Unfortunately, perhaps we have become aware too late about this flood of hatred. A month ago an Agent of the Border Patrol of Texas assassinated 15 year old Juarez resident Sergio Adrian Hernandez Guereca with a shot. Two weeks earlier, Anastasio Hernandez Rojas, 42 year old undocumented Mexican, father of five children, was assassinated by a beating from the Border Patrol of California. Both events were preceded by the Arizona Law which criminalizes undocumented migrants.
Now, according to the polls, the majority of U.S. citizens are in favor of laws such as the one in Arizona. In Utah, where the list of migrants appeared, a Republican legislator is already promoting a similar law. It is difficult to believe that the proximate time frame of these events is a coincidence. It is clear that there exists a tendency for the increase of racism and xenophobia against those who are or appear to be Mexicans.
Anti-immigrant right wing organizations such as Minuteman (sic) or the Tea Party still use legal arguments to justify their rejection of the presence of Mexicans in the United States; nevertheless, the Utah letter makes evident that the rejection originates in hatred and racism. First, because the way in which the “concerned citizens” identified the alleged illegal residents was by simple observation. To be dark skinned and be surnamed Rodriguez or Palacios means to be undocumented. The same criterion as the Arizona Law. Second, because the racists’ letter manifests preoccupation about a pregnant woman who, if she’s not deported “immediately” will have her child in American soil.

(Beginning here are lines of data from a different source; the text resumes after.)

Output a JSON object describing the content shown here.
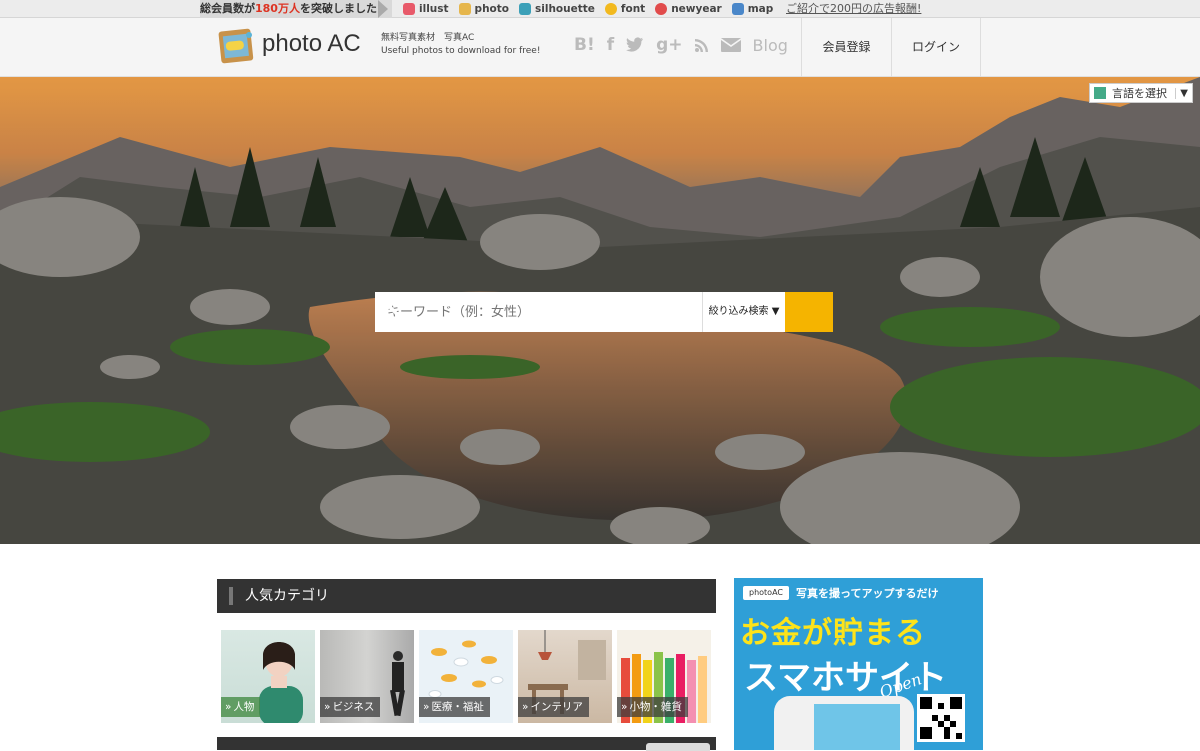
{
  "topbar": {
    "count_prefix": "総会員数が",
    "count_num": "180万人",
    "count_suffix": "を突破しました!",
    "sites": [
      {
        "label": "illust",
        "icon": "illust-icon",
        "color": "#e85a6a"
      },
      {
        "label": "photo",
        "icon": "photo-icon",
        "color": "#e6b64c"
      },
      {
        "label": "silhouette",
        "icon": "silhouette-icon",
        "color": "#3ca0b8"
      },
      {
        "label": "font",
        "icon": "font-icon",
        "color": "#f2b91e"
      },
      {
        "label": "newyear",
        "icon": "newyear-icon",
        "color": "#e14b4b"
      },
      {
        "label": "map",
        "icon": "map-icon",
        "color": "#4a87c9"
      }
    ],
    "promo": "ご紹介で200円の広告報酬!"
  },
  "header": {
    "logo_text": "photo AC",
    "sub1": "無料写真素材　写真AC",
    "sub2": "Useful photos to download for free!",
    "social": [
      "B!",
      "f",
      "t",
      "g+",
      "rss",
      "mail"
    ],
    "blog": "Blog",
    "register": "会員登録",
    "login": "ログイン"
  },
  "hero": {
    "lang": "言語を選択",
    "lang_arrow": "▼",
    "search_placeholder": "キーワード（例：女性）",
    "filter": "絞り込み検索 ▼"
  },
  "categories": {
    "title": "人気カテゴリ",
    "items": [
      {
        "label": "人物",
        "accent": "green"
      },
      {
        "label": "ビジネス",
        "accent": "dark"
      },
      {
        "label": "医療・福祉",
        "accent": "dark"
      },
      {
        "label": "インテリア",
        "accent": "dark"
      },
      {
        "label": "小物・雑貨",
        "accent": "dark"
      }
    ]
  },
  "ad": {
    "tag": "photoAC",
    "line1": "写真を撮ってアップするだけ",
    "line2": "お金が貯まる",
    "line3": "スマホサイト",
    "line4": "Open"
  }
}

That is to say, basically they are worried that the United States will no longer be of white race and of protestant religion. Up to now, they’ve said it in undertones in meetings, demonstrations and messages to communications media, but now also with beatings and persecutions. Does the Mexican government have a strategy, along with the American one, to avoid more fury? The worst that both could do is to think that what has been seen to date is the worst that the radicals of hatred could do.
– end of report –